Barnes and Noble (B&N) book stores said they might put themselves up for sale; as reported by the LA times on August 5th. The reason? Stiff competition from online retailers. The big question is why didn’t B&N react to it sooner? This trend has been ongoing for many years, how did it go unnoticed or unrecognized for so long? Didn’t they understand the implications? Now the B&N management team feels they may no longer be able to do an effective job and it would be in the share holders best interest to sell to those more capable. In short the present management is considering throwing in the towel and are now looking to move on. So how did it come to this?
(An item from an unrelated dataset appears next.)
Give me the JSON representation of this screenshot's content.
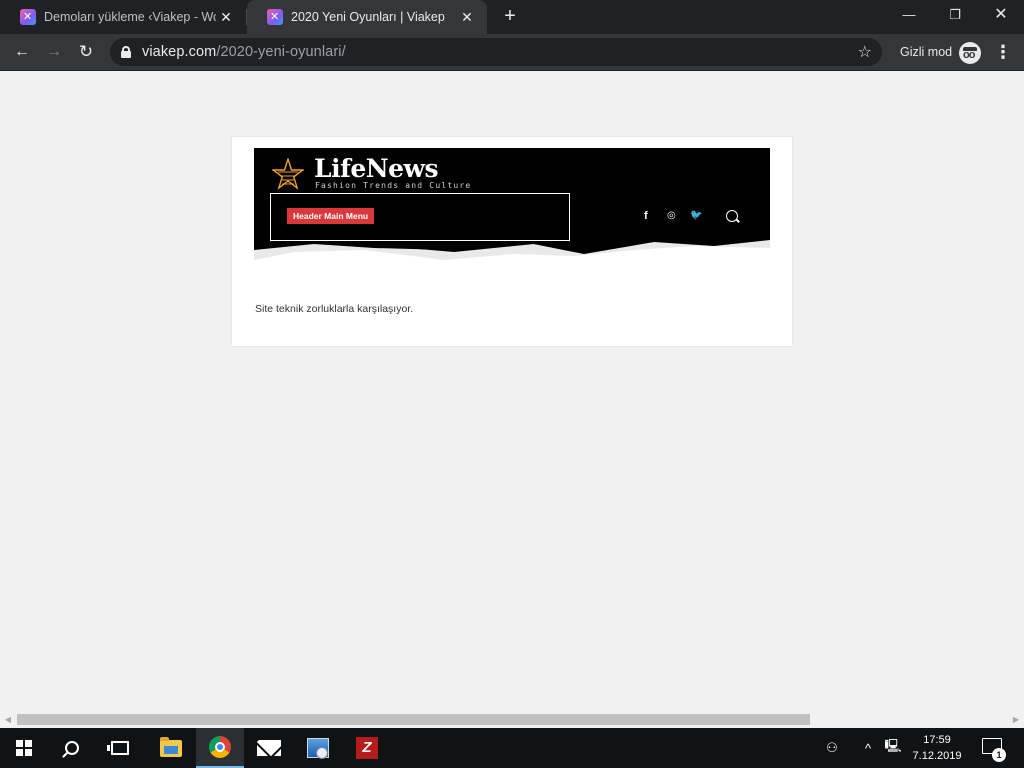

Spotting market trends takes a commitment from management to actively stay engaged and to listen to the feed back from all channels, internal and external. This sounds easy but in fact is not, as evidenced by the long list of companies that failed to see their own demise. To under score this point merely look at the companies that make up the Dow Jones Industrial average today and 10 years ago. You will immediately notice names that used to be household brands and are now gone. Go back 20 years and most of the Dow is completely different. These are blue chip companies, they are seen as the bedrock the economy is built on.
With the lightening speed of information and the now legendary desire for instant gratification, products and services can be released and taking market share within months, not the years it used to take. Large companies are notorious for moving on innovation with the speed of an ice age. Those days are over and it is going to take down a few more household names before the point is made. Trends can start very quickly and just as quickly take out an entire industry. Remember travel agents, TV repair shops, mom and pop hardware stores? Now people buy travel from discount sites, TV’s are disposable and the big box owns the hardware market. Sure there are exceptions and a person can even find that staple of 1800’s American life, a full service livery stable if he or she looked hard enough. The past is littered with countless examples, like a grave yard of businesses long forgotten, any out dated phone book, itself bordering on irrelevance, will show the names of the departed.
What can be done to stay ahead of trends and continue to be relevant? As with any aspect of a well run organization, systems have to be put in place. A first step would be a policy to encourage employees at all levels to speak up about changes in the market they are seeing from their vantage point. define what it is the company is looking for. Put together an information piece on spotting new developments that could change how business is done. From the way packages are handled to a competitors guarantee being upgraded. What specifically do employees need to be aware of? The senior managers need to do a Strengths, Weakness, Opportunity and Threat (SWOT) analysis quarterly to keep an eye on changes both internal and external. One person should be designated with bringing all the trend spotting information together and be held accountable by upper management. Reporting on trends should coincide with the quarterly performance results. In many cases one will compliment the other. If sales are down and the SWOT and market trend analysis shows strong competitor discounting or new product features then management has a good starting point to get back on plan.
The key benefit to putting this kind of system in place is that a company reduces the amount of time between a trend surfacing and the company reacting. Obviously not all changes are long term trends and many will just be flash in the pan fads. But the real trends will prove out as more data is gathered and certain topics repeat themselves over many quarters. It is said that you can’t manage what you don’t measure. Well there are ways to monitor for change and to spot trends, it is not a new science. The sad truth is that like most policies and procedures in an organization, they come from the top and are influenced by the company culture. The old adage of “don’t fix what is not broke” is a dangerous but unfortunately pervasive attitude in business today. Another mantra needs to replace it, ‘what got you here will not get you there”. Change has taken a quantum leap with the internet and in this global economy the sharks in the water are not only the competition but innovation that can make products or services obsolete almost overnight.